  • The informal economy was often associated with unfavourable environments with regard to working and living conditions, pollutants, discrimination, exploitation, income, occupational safety, and legal and social security.
Climate effects, socio-ecological factors and public health
  • Climate and weather had profound effects on human health and well-being.
  • The magnitude of temperature effect and the shape of the atmosphere-mortality relationship were determined by non-atmospheric influences such as socioeconomic status, human behavior, or the spatial characteristics of an area.
  • Mortality was highest during the cold season but a secondary summer maximum was observed particularly in urban areas and in areas with a high socioeconomic status.
  • Urban slum dwellers were most vulnerable in terms of poor health outcomes and risk factors as compared to non-slum urban or rural residents.
  • Urban slum residents were mostly migrants with low socio-economic background that lived in substandard houses.
  • Other factors like limited income, environmental stressors, cultural diversity and social isolation also affected the health of the slum dwellers.
  • Slum dwellers suffered more from poor mental health as they were highly exposed to adverse physical and working conditions in the city as compared to non-slum urban or rural dwellers.
  • Poor mental health was prevalent among the adult population and was significantly associated with flood risk and other factors such as selected features of the natural environment, sanitation, housing quality, sufficiency and durability.
  • We could further show that mental health at one location was spatially interacting with the mental health and health determining factors prevalent at neighboring locations.

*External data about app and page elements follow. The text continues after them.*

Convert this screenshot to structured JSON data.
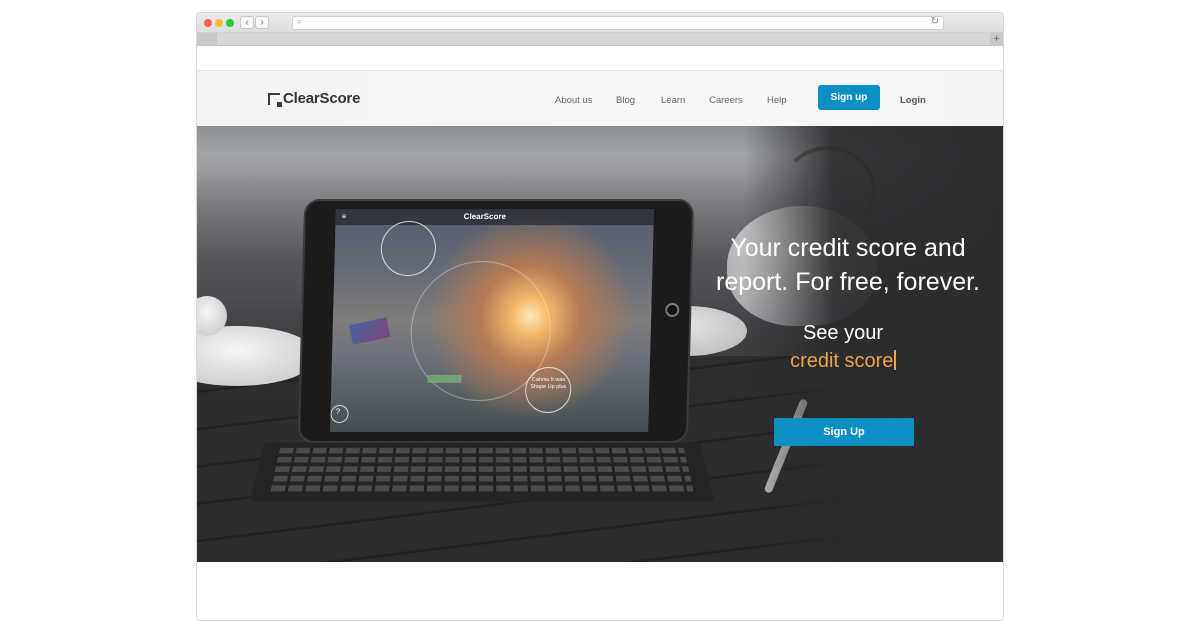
{
  "browser": {
    "back_label": "‹",
    "forward_label": "›",
    "search_icon": "⌕",
    "reload_icon": "↻",
    "new_tab_label": "+"
  },
  "site": {
    "logo_text": "ClearScore",
    "nav": {
      "about": "About us",
      "blog": "Blog",
      "learn": "Learn",
      "careers": "Careers",
      "help": "Help"
    },
    "signup_label": "Sign up",
    "login_label": "Login"
  },
  "hero": {
    "title": "Your credit score and report. For free, forever.",
    "subtitle": "See your",
    "rotating_text": "credit score",
    "cta_label": "Sign Up"
  },
  "tablet_screen": {
    "logo_text": "ClearScore",
    "menu_icon": "≡",
    "help_icon": "?",
    "prompt_text": "Cahmu lt was Shape Up plus"
  },
  "colors": {
    "brand_blue": "#0c8fc4",
    "accent_orange": "#f0a24d"
  }
}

Map of Dhaka

Figure: Map showing the generated shapefiles of Dhaka slums for 2010.
Gruebner, O., Sachs, J., Nockert, A., Frings, M., Khan, M. H., Lakes, T., & Hostert, P. (2014). Mapping the Slums of Dhaka from 2006 to 2010, 2014, 1–7. doi:10.1155/2014/172182

Publications (pdf)

Lab and other research staff members involved
Project websites

Website of the DFG Research program:
http://www.megacities-megachallenge.org

Available spatial Information generated by INNOVATE:
http://gdi.geo.hu-berlin.de/wiki/Dhaka

Website of the summer school program: Spatial Epidemiology, Climate and Health: Concepts and Modeling that evolved out of INNOVATE:
http://www.uni-bielefeld.de/gesundhw/ag2/summerschoolcc/index.html

Partners

Department of Geography and Environment (Dhaka University)

Funding

The INNOVATE project was funded under the priority Program 1233 "Megacities-Megachallenge - Informal Dynamics of Global Change", by the German Research Foundation (DFG).